The results of the Urban Emotions project will give new and additional insights into the complex human-sensor-city relationship. These insights will be enabled by means of novel visualization techniques of the data analysed and their preparation for urban planning processes to validate existing planning measures.
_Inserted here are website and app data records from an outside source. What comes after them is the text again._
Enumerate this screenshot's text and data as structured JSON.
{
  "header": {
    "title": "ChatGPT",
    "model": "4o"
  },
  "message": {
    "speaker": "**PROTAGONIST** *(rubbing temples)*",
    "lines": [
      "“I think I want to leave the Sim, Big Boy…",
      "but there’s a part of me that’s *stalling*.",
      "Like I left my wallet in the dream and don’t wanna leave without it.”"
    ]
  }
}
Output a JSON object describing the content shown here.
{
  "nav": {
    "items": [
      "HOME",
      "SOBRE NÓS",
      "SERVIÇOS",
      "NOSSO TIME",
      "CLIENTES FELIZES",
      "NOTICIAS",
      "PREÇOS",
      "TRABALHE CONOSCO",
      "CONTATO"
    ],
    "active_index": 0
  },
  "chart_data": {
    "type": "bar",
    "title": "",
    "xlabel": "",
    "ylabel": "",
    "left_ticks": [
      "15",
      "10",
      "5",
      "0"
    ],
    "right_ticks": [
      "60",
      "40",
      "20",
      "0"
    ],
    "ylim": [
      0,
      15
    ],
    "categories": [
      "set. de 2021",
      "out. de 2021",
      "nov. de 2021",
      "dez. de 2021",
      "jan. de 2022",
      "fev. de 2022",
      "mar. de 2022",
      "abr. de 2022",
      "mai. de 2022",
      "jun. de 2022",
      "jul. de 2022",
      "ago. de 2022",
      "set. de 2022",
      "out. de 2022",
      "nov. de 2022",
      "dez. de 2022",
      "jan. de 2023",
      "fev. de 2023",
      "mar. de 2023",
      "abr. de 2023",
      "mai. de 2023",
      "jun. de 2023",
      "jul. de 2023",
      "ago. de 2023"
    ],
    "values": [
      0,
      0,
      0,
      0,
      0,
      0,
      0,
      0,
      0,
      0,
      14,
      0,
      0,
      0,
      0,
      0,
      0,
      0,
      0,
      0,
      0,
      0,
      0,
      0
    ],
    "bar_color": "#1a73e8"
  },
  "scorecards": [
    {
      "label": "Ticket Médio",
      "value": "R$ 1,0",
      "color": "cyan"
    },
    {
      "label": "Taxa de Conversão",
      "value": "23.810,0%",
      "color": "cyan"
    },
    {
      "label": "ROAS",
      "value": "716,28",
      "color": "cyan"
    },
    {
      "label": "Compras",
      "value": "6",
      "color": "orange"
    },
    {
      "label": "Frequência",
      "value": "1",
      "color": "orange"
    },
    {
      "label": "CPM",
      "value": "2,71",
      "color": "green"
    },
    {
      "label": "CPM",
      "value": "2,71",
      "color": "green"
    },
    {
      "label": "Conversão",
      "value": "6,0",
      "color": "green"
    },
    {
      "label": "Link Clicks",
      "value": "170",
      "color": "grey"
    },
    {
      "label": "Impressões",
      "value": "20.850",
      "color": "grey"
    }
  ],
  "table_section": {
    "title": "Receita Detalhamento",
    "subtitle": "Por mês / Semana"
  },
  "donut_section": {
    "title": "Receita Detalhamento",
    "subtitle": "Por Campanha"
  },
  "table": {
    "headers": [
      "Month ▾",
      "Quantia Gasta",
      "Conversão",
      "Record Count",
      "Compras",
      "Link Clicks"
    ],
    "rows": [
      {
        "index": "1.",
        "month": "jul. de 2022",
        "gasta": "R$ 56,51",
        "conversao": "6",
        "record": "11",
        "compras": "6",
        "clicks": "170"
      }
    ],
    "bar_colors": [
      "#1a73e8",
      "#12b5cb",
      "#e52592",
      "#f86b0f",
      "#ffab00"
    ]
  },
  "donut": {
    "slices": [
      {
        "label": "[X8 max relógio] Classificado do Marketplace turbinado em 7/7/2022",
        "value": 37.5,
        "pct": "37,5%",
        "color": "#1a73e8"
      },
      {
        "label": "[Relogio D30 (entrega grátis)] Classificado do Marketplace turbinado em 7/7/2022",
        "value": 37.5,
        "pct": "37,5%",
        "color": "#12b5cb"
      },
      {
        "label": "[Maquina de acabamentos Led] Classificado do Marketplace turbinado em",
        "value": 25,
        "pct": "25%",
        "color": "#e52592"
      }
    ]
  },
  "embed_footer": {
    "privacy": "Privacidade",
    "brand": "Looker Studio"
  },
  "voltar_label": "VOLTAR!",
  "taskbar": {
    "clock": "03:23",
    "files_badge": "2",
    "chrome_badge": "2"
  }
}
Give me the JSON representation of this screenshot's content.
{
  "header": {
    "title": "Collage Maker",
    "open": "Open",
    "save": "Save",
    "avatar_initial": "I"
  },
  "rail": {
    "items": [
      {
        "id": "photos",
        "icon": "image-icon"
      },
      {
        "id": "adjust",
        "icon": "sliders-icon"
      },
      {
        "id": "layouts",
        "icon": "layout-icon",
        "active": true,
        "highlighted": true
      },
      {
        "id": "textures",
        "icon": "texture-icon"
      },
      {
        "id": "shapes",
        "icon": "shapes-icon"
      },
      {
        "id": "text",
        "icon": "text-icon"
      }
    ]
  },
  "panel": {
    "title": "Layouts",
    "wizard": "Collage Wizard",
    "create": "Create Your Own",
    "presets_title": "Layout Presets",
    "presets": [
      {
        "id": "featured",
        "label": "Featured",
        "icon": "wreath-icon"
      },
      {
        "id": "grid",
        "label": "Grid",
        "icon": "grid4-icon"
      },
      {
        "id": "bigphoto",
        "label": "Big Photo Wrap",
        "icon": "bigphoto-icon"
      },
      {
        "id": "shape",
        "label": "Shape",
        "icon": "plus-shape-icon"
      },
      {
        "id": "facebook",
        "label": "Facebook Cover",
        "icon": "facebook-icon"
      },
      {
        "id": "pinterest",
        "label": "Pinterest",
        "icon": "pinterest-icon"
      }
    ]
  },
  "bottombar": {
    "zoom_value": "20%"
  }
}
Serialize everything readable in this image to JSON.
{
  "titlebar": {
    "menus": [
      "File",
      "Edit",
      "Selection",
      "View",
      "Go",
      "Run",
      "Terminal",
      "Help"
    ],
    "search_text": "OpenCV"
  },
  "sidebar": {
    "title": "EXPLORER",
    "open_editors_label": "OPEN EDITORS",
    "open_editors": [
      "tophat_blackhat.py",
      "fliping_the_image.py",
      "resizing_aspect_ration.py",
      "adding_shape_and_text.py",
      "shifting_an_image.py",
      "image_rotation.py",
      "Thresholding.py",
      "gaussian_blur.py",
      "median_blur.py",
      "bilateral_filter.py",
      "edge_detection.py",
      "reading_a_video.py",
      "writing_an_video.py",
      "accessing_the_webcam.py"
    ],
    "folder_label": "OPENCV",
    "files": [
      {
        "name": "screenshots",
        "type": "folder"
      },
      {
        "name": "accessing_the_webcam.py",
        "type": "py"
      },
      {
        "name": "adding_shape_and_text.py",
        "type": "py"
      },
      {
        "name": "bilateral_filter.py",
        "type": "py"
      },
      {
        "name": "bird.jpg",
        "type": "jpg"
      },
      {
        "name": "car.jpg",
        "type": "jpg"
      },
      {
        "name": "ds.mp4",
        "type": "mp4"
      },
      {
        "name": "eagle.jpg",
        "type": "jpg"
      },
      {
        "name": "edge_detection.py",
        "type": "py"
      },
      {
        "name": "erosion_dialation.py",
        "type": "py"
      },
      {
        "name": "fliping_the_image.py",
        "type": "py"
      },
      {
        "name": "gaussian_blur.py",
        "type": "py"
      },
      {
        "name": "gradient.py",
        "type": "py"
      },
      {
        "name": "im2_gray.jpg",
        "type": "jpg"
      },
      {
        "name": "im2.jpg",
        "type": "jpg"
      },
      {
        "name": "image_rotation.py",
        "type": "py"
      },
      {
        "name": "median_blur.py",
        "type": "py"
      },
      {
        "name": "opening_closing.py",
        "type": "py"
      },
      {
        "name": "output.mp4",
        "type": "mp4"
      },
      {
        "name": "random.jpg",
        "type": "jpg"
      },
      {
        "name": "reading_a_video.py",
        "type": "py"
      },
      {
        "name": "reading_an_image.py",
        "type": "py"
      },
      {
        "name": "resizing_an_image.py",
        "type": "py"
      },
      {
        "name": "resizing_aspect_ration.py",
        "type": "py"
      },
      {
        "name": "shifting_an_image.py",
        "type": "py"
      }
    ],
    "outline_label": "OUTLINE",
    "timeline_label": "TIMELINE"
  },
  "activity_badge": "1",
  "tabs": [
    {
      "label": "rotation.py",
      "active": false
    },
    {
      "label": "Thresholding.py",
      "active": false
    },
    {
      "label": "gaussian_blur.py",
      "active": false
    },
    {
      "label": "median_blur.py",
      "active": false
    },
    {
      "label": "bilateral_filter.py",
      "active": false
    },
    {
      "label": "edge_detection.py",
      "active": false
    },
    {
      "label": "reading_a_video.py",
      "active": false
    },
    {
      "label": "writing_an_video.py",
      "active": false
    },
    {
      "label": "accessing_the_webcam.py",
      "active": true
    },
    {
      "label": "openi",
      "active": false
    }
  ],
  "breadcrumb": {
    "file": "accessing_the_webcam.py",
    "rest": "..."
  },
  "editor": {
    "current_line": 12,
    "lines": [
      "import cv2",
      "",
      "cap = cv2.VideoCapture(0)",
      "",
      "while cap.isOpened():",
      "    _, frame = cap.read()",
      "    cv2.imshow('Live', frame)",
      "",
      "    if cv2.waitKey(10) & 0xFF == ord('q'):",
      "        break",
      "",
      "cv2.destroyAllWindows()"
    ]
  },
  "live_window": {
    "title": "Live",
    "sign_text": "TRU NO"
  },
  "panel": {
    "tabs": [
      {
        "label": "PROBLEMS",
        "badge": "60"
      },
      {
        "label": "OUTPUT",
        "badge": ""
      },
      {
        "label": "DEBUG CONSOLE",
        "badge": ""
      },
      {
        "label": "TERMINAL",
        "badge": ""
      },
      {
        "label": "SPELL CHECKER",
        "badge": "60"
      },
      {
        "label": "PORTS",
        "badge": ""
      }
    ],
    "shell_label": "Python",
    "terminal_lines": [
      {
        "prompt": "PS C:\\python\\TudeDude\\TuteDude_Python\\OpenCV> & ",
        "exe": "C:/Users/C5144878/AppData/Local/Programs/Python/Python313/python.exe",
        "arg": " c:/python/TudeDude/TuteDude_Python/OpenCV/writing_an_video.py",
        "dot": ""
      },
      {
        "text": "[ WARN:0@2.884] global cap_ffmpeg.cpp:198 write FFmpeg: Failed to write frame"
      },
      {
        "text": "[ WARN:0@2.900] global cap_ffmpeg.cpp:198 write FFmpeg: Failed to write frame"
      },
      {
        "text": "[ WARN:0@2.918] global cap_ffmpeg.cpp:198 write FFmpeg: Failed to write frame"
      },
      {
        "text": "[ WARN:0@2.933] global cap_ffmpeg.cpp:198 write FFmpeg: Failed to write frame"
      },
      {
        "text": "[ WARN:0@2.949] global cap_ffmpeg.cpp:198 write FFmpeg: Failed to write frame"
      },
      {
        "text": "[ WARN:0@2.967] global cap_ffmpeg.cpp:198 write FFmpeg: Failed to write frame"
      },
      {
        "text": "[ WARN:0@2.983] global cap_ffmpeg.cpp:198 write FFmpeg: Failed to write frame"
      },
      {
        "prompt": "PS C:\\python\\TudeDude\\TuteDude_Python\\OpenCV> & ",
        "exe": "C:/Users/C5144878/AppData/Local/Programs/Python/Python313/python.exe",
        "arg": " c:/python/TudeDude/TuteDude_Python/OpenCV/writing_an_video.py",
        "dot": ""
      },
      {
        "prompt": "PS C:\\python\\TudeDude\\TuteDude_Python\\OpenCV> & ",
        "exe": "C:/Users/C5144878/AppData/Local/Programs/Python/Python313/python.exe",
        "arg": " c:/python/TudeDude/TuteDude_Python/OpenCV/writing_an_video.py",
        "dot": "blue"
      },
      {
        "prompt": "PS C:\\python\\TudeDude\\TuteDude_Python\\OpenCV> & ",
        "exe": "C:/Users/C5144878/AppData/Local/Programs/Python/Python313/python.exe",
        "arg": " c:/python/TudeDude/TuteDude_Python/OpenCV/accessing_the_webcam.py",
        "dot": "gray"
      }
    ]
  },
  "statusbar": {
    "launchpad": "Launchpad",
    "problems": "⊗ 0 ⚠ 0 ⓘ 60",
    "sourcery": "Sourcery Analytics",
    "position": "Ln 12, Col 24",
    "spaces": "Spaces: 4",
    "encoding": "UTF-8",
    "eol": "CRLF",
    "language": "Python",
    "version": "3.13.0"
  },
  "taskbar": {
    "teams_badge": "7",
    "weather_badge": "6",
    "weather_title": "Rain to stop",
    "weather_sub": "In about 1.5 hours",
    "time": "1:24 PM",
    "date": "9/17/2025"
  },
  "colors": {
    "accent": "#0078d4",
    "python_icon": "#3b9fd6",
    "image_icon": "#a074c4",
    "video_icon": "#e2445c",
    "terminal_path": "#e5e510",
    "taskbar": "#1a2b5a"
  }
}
This is demonstrated through a showcase in the cities of Heidelberg, Kaiserslautern and Boston (USA). Planning practitioners receive an appropriate overview of methods which can be used as an additional recommendation for further action.

The application below shows a visualization of human sensory and social media communication in Boston.

Weblink zur Karte hier zum Anklicken.


Key Publications
Kyriakou, K., Resch, B.,Sagl G., Petutschnig, A., Werner, C., Niederseer, D., Liedlgruber, M., Willhelm, F., Osborne, T., Pykett, J. (2019) Detecting Moments of Stress from Measurements of Wearable Physiological Sensors. Sensors, 19(17), pp. 3805, DOI: 10.3390/s19173805.
Sagl, G., Resch, B., Petutschnig, A., Kyriakou, K., Liedlgruber, M. and Wilhelm, F.H. (2019) Wearables and the Quantified Self: Systematic Benchmarking of Physiological Sensors. Sensors, 19(20), pp. 4448, DOI: 10.3390/s19204448.
Kyriakou, K. and Resch, B. (2019) Spatial Analysis of Moments of Stress Derived from Wearable Sensor Data. Adavances in Cartography and GIScience of the ICA, 2, 9, DOI: 10.5194/ica-adv-2-9-2019.
Kounadi, O., Resch, B. and Petutschnig, A. (2018) Privacy Threats and Protection Recommendations for the Usage of Geosocial Network Data in Research. Social Sciences, 7(10), pp. 191, DOI: 10.3390/socsci7100191.
Kounadi, O. and Resch, B. (2018) A Geoprivacy by Design Guideline for Research Campaigns that use Participatory Sensing Data. (2018) Journal of Empirical Research on Human Research Ethics, 13(3), pp. 203-222, DOI: 10.1177/1556264618759877.
Bluemke, M., Resch, B., Lechner, C., Westerholt, R. and Kolb, J.-P. (2017) Integrating Geographic Information into Survey Research: Current Applications, Challenges and Future Avenues. Research Methods, 11(3), pp. 307-327.
Zeile, P., Resch, B., Loidl, M. and Petutschnig, A. (2016) Urban Emotions Cycling Experience – Enriching Traffic Planning for Cyclists with Human Sensor Data. GI_Forum – Journal for Geographic Information Science, 1-2016, pp. 204-216, DOI:10.1553/giscience2016_01_s204.
Resch, B., Sudmanns, M., Sagl, G., Summa, A., Zeile, P. and Exner, J.-P. (2015) Crowdsourcing Physiological Conditions and Subjective Emotions by Coupling Technical and Human Mobile Sensors. GI_Forum – Journal for Geographic Information Science, 1-2015, pp. 514-524.
Bernd Resch (project lead) Kalliopi Kyriakou, Günther Sagl, Ourania Kounadi, Mark Padgham, Andreas Petutschnig, Stefan Zimmer, Martin Sudmanns, Anja Summa, Veronika Priesner, Clemens Havas

Project Partners